-- EXCERPTED DATA follows --
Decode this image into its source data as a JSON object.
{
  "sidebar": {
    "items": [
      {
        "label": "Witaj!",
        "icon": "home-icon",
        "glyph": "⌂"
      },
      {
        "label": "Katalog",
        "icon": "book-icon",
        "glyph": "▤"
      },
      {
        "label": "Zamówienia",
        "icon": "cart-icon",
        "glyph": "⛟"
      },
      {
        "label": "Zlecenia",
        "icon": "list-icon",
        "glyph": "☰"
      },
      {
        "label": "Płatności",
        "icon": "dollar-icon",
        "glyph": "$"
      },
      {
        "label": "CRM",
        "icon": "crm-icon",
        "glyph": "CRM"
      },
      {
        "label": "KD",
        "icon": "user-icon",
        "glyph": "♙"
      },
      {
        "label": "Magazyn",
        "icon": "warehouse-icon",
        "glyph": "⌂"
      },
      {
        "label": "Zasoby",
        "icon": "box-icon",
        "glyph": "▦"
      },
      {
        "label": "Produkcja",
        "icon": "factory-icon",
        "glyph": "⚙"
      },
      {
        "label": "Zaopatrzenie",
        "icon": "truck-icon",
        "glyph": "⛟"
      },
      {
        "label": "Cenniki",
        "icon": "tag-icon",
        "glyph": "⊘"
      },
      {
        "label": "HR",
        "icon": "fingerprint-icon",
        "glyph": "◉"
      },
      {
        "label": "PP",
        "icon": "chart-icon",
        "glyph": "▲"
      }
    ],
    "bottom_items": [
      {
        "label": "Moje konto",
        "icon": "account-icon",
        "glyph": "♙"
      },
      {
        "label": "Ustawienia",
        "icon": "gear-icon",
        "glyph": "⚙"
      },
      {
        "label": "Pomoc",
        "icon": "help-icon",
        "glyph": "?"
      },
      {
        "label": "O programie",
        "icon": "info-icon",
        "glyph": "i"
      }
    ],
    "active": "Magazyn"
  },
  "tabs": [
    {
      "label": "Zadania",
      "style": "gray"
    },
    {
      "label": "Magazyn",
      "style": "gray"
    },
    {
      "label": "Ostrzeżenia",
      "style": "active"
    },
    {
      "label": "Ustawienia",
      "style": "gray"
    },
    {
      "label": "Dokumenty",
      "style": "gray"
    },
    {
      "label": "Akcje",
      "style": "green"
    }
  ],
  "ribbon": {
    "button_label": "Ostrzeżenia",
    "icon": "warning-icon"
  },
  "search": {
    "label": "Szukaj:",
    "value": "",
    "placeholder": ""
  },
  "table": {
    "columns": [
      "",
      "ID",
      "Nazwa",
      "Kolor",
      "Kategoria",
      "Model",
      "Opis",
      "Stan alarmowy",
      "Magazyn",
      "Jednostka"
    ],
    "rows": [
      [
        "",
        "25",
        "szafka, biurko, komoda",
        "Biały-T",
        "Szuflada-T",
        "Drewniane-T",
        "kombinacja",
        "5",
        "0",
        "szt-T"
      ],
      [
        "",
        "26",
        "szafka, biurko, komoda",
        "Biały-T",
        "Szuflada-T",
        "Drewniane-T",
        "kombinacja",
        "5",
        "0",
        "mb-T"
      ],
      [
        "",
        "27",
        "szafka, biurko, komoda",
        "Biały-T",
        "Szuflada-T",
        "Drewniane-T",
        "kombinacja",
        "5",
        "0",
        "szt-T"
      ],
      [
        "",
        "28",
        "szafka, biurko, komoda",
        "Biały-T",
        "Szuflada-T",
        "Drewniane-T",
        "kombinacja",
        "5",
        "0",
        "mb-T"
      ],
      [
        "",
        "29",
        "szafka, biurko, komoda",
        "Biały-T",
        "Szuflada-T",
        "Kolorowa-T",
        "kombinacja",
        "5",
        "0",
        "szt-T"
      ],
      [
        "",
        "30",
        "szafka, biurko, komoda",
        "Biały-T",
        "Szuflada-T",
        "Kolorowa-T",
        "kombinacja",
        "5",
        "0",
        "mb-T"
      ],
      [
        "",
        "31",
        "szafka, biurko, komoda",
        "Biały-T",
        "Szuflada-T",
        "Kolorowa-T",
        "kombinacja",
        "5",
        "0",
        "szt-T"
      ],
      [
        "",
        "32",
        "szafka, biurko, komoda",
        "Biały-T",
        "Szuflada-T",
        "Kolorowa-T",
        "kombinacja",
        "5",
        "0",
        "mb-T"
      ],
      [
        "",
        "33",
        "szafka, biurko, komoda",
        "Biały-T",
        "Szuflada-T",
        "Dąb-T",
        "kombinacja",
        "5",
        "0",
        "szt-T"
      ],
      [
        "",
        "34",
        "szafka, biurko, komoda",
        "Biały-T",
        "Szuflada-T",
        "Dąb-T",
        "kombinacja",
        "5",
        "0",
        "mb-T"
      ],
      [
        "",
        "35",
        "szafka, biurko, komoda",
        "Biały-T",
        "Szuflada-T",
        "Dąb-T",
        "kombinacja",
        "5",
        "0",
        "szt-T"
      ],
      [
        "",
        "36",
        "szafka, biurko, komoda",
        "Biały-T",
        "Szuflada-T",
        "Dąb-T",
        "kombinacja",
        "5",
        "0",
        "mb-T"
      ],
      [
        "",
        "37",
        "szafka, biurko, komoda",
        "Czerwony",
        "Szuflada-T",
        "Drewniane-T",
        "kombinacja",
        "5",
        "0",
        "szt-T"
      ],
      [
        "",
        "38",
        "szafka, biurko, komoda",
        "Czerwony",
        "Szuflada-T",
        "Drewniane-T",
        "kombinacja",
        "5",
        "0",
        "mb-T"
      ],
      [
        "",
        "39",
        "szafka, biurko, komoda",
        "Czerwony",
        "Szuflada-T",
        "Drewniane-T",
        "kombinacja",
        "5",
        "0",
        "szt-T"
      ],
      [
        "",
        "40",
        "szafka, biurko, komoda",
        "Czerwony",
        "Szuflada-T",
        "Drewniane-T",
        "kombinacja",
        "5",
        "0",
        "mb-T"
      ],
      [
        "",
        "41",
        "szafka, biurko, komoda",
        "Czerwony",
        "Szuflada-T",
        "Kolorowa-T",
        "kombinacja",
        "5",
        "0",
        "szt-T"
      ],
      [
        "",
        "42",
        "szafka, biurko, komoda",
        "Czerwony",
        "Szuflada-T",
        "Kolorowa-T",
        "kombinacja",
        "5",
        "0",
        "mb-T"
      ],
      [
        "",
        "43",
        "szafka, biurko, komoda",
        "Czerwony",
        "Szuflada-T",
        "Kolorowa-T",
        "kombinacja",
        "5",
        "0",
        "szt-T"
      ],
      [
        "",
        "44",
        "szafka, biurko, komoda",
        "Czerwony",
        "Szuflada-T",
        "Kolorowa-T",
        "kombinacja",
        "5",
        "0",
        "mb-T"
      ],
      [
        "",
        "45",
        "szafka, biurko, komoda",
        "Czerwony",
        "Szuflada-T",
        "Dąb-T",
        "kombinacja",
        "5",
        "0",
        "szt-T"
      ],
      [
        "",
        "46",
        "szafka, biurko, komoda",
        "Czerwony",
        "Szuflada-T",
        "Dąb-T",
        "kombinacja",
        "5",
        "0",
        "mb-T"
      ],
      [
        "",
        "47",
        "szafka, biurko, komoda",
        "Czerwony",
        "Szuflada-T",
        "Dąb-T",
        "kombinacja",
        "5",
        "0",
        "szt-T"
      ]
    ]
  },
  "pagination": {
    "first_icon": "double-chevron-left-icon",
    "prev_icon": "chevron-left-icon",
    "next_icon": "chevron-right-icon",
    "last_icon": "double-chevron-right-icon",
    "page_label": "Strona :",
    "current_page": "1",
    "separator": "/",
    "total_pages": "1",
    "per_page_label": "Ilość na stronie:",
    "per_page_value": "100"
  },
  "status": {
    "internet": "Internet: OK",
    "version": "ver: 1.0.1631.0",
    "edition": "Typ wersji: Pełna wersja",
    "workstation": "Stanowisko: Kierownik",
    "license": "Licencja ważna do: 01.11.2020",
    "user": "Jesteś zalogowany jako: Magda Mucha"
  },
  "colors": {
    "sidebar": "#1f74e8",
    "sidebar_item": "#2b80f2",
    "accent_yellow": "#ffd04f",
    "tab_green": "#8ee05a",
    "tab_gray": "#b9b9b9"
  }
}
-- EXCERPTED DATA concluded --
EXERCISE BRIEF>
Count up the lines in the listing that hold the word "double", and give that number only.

ANSWER FOR THIS EXERCISE>
2